Lee Kofman's latest book, Split, launches in Melbourne and Sydney

June saw the launch of Lee Kofman’s latest work, Split - an anthology of work featuring stories of leaving, loss and new beginnings from some of Australia’s most admired authors. After being in the works for a couple of years, Split has finally come to life.

Split Books.jpg

Lee summed up the beginnings of this book on endings…

“Two years ago, a writer’s dream came true for me. Jane Curry of Ventura Press suggested I edit an anthology of personal essays about endings. We’ll call it Split, she said. I was thrilled. Split is the kind of ending that makes me think of wounds, pain, blood, bile. It’s an ending where the stakes are just as high as the suffering endured. Death, exile, the leaving of a beloved, the passing of youth. The kind of ending from where a lot of great literature springs: Antigone, The Tempest, The Cherry Orchard

On a personal level, too, the theme felt urgent to me, having done by now two migrations and three marriages. What mattered to me was that this anthology, as a whole, wouldn’t sit in the realm of so-called inspirational self-help. I wanted real life, not a fantasy, on Split pages, and, luckily, contributors delivered just that.”

The Melbourne launch was held at The Avenue Bookstore, launched by award-winning novelist Sofie Laguna in conversation with Dmetri Kakmi and Kate Goldsworthy. The room was filled with friends, family, writers and readers, and everyone left in stitches of laughter.

The Sydney launch, held upstairs at Better Read Than Dead, was launched by accomplished journalist Tracey Spicer, in conversation with Peter Bishop, Sunil Badami and Kerri Sackville, who discussed their writing process and the emotional aftermath of each of their ‘splits’.

Of the writing process, Peter Bishop said “Lee has enabled us to become more of ourselves than we knew we could be.” And Lee, speaking of editing such complex tales, said she witnessed how emotionally and artistically taxing the essays were for many of the authors.

“I saw the discomfort, doubt and feelings of vulnerability that were their companions during the writing process. Yet it was these difficult companions who also made the resulting works real, deep, and exciting.”

With words of wisdom from all involved, and many signed copies leaving the bookstores, the launch of Split proved to be a success.

You can find out more about Split and Lee Kofman here

After She Left Launch in Canberra

Last night the National Library of Australia was filled with literary lovers, avid readers and all those in support of Penelope Hanley’s latest novel, After She Left.

A full house at The National Library of Australia

A full house at The National Library of Australia

After She Left was our May champion for Ventura’s imprint, Impact Press. It’s a compelling and mysterious story of hidden identities, forbidden love and the power of feminism, set in the bohemian art scene of twentieth-century Sydney.

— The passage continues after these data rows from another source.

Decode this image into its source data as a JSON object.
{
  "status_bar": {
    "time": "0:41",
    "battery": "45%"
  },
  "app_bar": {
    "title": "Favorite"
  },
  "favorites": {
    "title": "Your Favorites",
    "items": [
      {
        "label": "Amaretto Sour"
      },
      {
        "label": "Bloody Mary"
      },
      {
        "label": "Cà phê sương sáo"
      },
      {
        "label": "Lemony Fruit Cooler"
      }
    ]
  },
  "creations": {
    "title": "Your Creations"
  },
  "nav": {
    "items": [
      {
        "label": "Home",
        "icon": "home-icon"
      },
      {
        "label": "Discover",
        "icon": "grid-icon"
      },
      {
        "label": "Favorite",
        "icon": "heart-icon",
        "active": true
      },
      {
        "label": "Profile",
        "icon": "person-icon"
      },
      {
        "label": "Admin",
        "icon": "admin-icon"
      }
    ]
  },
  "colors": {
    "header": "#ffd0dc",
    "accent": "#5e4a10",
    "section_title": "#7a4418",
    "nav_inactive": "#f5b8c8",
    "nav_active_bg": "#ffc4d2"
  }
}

We love this book not only for the striking cover (it’s been a huge hit on Instagram), but for the intricately researched history of Sydney which weaves its way throughout the story.

The NLA was packed with people listening to Penelope speak with passion and ease about the book’s creation, and was officially ‘launched’ into the world by award-winning author John Clanchy.

A room abuzz with energy as people wait for their signed copy of After She Left

A room abuzz with energy as people wait for their signed copy of After She Left

Thanks to Penelope for bringing this gem of a book to life.

You can read a Q&A with Penelope and Good Reading Magazine here, a review from Books + Publishing here, or find out more info and even buy a copy from the Ventura page here!

A proud stack of books waiting to be sold

A proud stack of books waiting to be sold

Author Penelope Hanley signing copies

Author Penelope Hanley signing copies